**What to do:** Scan the lines below for the string "JSON" and copy every one that has it.

*** Stored data Section Begins ***

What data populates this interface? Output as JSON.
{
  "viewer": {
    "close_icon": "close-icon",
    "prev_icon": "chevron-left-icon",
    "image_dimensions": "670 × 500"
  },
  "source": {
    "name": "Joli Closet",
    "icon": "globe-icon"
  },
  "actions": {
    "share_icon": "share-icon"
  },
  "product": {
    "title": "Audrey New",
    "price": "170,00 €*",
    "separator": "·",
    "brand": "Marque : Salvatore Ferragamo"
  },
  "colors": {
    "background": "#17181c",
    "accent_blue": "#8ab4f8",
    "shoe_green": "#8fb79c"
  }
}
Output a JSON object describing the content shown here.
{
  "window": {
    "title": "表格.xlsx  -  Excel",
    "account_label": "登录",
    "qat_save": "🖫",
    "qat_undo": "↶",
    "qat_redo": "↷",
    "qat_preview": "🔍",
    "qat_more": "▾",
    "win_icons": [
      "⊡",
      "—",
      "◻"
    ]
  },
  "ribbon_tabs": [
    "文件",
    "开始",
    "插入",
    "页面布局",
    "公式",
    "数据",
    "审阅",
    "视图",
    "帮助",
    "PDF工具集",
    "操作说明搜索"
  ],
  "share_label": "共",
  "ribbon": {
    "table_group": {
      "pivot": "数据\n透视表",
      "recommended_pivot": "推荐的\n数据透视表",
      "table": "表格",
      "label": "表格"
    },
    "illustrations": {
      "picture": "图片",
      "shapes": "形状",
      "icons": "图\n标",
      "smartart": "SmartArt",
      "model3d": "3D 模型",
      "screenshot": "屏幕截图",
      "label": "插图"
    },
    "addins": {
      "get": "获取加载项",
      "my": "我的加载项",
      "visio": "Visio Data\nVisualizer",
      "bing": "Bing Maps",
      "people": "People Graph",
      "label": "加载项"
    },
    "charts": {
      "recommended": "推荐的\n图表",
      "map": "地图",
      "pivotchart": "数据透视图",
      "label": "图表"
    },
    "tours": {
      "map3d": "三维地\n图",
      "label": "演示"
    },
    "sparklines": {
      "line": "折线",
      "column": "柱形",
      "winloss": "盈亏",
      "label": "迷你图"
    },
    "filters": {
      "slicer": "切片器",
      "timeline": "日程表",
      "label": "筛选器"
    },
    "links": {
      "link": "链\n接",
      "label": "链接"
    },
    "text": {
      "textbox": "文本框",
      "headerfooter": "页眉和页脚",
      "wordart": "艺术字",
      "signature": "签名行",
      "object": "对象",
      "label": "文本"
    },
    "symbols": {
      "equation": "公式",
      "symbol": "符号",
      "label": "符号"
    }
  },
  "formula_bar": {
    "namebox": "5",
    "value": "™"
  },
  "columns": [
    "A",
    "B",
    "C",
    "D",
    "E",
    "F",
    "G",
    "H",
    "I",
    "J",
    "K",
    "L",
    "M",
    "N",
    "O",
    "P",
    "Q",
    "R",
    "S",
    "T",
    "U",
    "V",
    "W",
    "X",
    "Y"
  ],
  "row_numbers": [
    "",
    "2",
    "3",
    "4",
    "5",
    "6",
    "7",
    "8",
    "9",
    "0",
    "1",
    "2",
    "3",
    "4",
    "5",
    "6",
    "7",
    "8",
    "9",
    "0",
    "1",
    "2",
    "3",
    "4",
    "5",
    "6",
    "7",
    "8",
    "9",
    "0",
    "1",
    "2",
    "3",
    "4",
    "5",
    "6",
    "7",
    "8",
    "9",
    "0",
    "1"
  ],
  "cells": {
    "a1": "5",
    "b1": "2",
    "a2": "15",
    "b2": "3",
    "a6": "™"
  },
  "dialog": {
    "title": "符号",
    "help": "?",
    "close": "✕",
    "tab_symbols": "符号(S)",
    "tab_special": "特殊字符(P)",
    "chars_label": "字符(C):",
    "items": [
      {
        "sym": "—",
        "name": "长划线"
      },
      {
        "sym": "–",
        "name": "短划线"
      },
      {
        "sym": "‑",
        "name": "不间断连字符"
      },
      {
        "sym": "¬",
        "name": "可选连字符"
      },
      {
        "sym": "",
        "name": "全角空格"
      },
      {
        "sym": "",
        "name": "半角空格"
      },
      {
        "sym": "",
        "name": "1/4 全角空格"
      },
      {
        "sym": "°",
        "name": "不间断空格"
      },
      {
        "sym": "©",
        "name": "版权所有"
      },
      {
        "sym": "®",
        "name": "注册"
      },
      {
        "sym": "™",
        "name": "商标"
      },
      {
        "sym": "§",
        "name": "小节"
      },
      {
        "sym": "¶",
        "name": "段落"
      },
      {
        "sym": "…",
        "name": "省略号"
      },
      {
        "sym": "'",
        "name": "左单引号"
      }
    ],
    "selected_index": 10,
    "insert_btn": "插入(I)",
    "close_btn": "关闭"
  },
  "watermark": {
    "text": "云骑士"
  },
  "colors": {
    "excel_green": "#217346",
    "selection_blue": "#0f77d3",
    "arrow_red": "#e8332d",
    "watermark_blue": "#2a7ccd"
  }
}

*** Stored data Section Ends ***

**Answer:**
What data populates this interface? Output as JSON.
Output a JSON object describing the content shown here.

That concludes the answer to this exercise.